So much happened that I couldn’t tell you everything, but here are a few moments of impact for me:
As we studied Isaiah 6, I was drawn to verse nine where the Lord says: “Go, and tell this people.” I didn’t want to be drawn there. There’s so much more imagery in the first few verses with the strange looking seraphim, fire from the altar and the Lord Himself on His throne. But there I was – drawn to the man instead. Did he understand the message he was to deliver? Did it matter if he understood? These were all un-chewed thoughts. There was no planning about it. I just started drawing while I thought. Here’s what I ended up with.
It’s just a sketch. Not something that I had envisioned in a flash of inspiration and had to sketch it out. I just started drawing pieces of what I was thinking about from reading Isaiah 6. I would never show it to anybody—except everybody there. (And you people reading this now – but you’re special.)
The man is in the middle. This infinitesimally small being between the God of the universe and the throngs of people he was sent to. In the drawing, he’s part of the people, but taken out. The people are a single mass. With eyes and ears, but never seeing and never hearing. The hand of God takes the man out. It sends him. The only thing active is his mouth. There’s darkness around the people.
Then Rik encouraged us to start something new, derived from the thing we started and what other things people were doing. So I start over. I take out my pencil and pad and sketch this.
One of the themes emerging was ‘resonance.’ I heard the music playing and thought about the voice of the prophet carrying resonance. So I added that to the drawing. The resonance hovers over the people and some appear unaffected. Some appear to be turning. The wall is breaking.
After the meditation, I spent some time talking to Patrick. He’s an artist that draws in the style of a graphic novelist. We were sharing with each other the pictures we’d done the previous day – and his stuff is cool. He spent time drawing some rough sketches of people in the room. The lines were thin and sketchy, but you can tell who he was looking at with most of the sketches.
He sketches in pen. I asked him about that and he said that he uses pencil if it’s for something he’s working on for a project, but in settings like this, he just uses a pen. That stuck with me for some reason. When I don’t like the way a pencil line is going, I erase. Redraw. Perfect. Using ink allows you to see stray lines. But it is bolder. There’s no erasing. The drawing doesn’t apologize for stray lines.
I ditched my pencil and immediately missed it. But the pen hit the page and I started sketching, motivated by some of the other things people had been doing.

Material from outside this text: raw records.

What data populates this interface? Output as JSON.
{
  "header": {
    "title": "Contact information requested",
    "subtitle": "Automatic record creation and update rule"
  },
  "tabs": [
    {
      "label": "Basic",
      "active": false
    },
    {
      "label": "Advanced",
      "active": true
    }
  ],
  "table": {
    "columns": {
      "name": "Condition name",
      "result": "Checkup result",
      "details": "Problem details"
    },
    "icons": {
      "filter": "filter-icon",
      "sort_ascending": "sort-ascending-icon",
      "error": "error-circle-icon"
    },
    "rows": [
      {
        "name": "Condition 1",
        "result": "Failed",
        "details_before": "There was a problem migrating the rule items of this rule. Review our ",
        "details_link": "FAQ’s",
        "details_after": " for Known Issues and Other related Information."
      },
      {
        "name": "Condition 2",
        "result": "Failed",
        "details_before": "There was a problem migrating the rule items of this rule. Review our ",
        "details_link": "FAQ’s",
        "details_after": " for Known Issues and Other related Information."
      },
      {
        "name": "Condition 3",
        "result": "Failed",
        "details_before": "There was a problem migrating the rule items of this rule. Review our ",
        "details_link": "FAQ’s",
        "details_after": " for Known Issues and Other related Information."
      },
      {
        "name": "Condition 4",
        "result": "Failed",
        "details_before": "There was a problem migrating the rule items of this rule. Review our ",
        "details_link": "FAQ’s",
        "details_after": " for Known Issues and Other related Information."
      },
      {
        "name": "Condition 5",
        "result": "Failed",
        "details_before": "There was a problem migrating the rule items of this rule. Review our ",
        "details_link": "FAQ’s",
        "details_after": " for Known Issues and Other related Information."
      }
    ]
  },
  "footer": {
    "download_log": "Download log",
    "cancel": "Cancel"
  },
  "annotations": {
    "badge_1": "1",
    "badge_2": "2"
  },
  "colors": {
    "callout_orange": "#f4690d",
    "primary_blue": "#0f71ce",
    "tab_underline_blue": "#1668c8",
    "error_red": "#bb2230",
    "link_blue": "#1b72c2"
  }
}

It was liberating. I imagined the figure jumping off a cliff onto the waves below. I was really drawing the style I discussed with Patrick about only using a pen. There was a ‘no turning back’ feel that emerged for me. As I drew the waves, I felt like I was “over-drawing” it. But then I started to see a hand emerge. So I outlined the hand I’m seeing. Diving into God’s hand. That was more comforting. A lot of the other artists showed light in their drawings. I had a highlighter, so I added some contours and some lines around the hand to tie it back to the resonance I’d used in the other drawings.
I left my sketchpad on the chair and circulated the room to take some video. The coloured floodlights in the church would change every now and then. The colour was on a red and I happened to walk by my drawing and noticed that the resonance lines I’d drawn with the highlighter weren’t visible under the red light. Interesting. I passed by again a while later when the floodlight was blue, and it was glowing on the page.
That’s how the Lord speaks. We want an audible voice, but seldom get it. We have to hear Him through the right light, just like the drawing.